Instead of war over resources, if indeed scarcity becomes a more serious issue in the near to middle future...
-We can expect elites to engage in intensified rent-seeking behaviors. Groups in positions of privilege typically try to restructure laws and regulations so as to maximise their own access to increasingly rare commodities.
-Gaps between perceived availability of scarce resources can be a major driver of mass immigration, so we might expect people to move to places they see as flourishing.
-TH-D sees Indonesia, Pakistan and Nigeria as countries seriously threatened by declining environmental bases, consequent social unrest, and possible authoritarian government. This was written in '99, so it's not too early to test its predictive power, and while Indonesia seems to be flourishing, Pakistan and Nigeria are indeed unstable and on a perpetual razor's edge.

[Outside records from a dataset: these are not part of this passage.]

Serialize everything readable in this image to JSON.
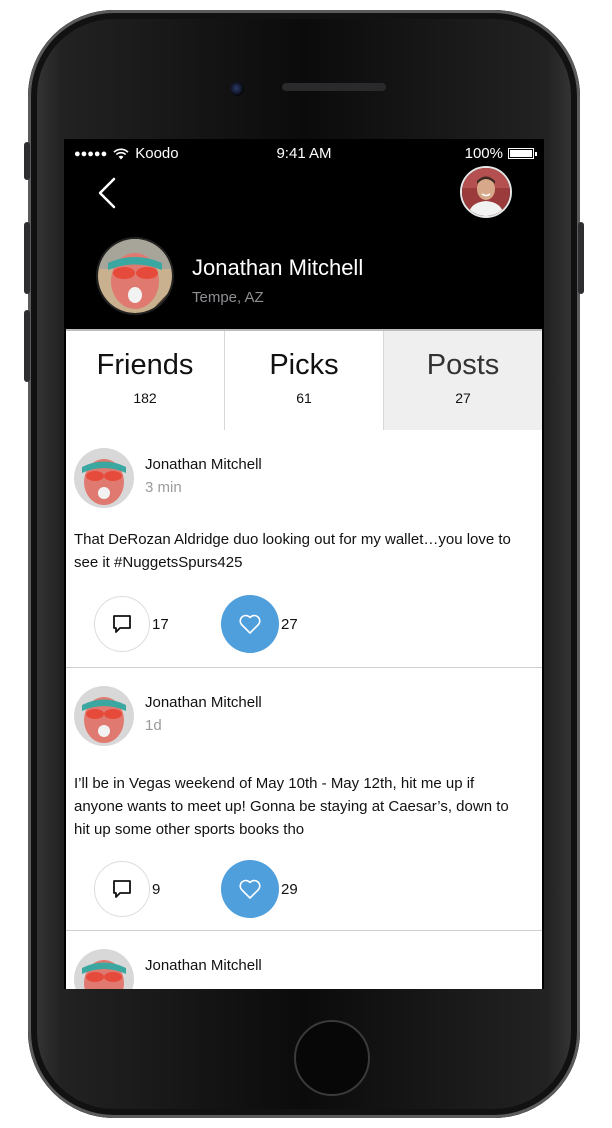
{
  "status_bar": {
    "signal": "●●●●●",
    "carrier": "Koodo",
    "time": "9:41 AM",
    "battery": "100%",
    "battery_level": 1.0
  },
  "header": {
    "name": "Jonathan Mitchell",
    "location": "Tempe, AZ"
  },
  "stats": [
    {
      "label": "Friends",
      "value": "182"
    },
    {
      "label": "Picks",
      "value": "61"
    },
    {
      "label": "Posts",
      "value": "27",
      "selected": true
    }
  ],
  "posts": [
    {
      "author": "Jonathan Mitchell",
      "time": "3 min",
      "text": "That DeRozan Aldridge duo looking out for my wallet…you love to see it #NuggetsSpurs425",
      "comments": "17",
      "likes": "27"
    },
    {
      "author": "Jonathan Mitchell",
      "time": "1d",
      "text": "I’ll be in Vegas weekend of May 10th - May 12th, hit me up if anyone wants to meet up! Gonna be staying at Caesar’s, down to hit up some other sports books tho",
      "comments": "9",
      "likes": "29"
    },
    {
      "author": "Jonathan Mitchell",
      "time": "",
      "text": "",
      "comments": "",
      "likes": ""
    }
  ],
  "colors": {
    "accent": "#4f9fdc",
    "header_bg": "#000000",
    "selected_tab": "#efefef"
  },
  "icons": [
    "back-chevron-icon",
    "comment-icon",
    "heart-icon",
    "wifi-icon",
    "battery-icon"
  ]
}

-"There is no clear correlation between economic hardship and violence." (p. 143) One of the more stunning conclusions in here, TH-D rallies a fair bit of evidence to show that endemic violence depends on largely on groups' notions of economic justice, and some people just don't tend to think of themselves as being dry-humped. Even when they do, it usually takes a special opportunity combined with confidence in not being punished for people to engage in insurgency.
-"It takes a much longer spell of good weather to restore social buffers than it does for a series of extreme events to deplete them." (p. 41)
-One mammoth realisation here is that small coalitions within countries - gangs and other relatively small groups - are better positioned to exploit and engage in resource capture than large groups, such as whole religious or ethnic communities. This is because interpersonal social pressures exert stronger influence than allegiance to an abstraction or a very large number of people; TH-D remarks that "there is 'no constraint on the social cost such an organization will find it expedient to impose on the society in the course of obtaining a larger share of the social output for itself...'"
Overall, I recommend this if, like me, you're on the prowl for works on the linkage between resource scarcity, government and social comfort. If you're not, what're you doing here? Anyway, it's pretty academic with some long sections on methodology, and I couldn't help thinking that TH-D could've used a little more substance and less exposition. But given the paucity of research in this area outside of increasingly marginal and hard-to-find journals, any book on these subjects is welcome....more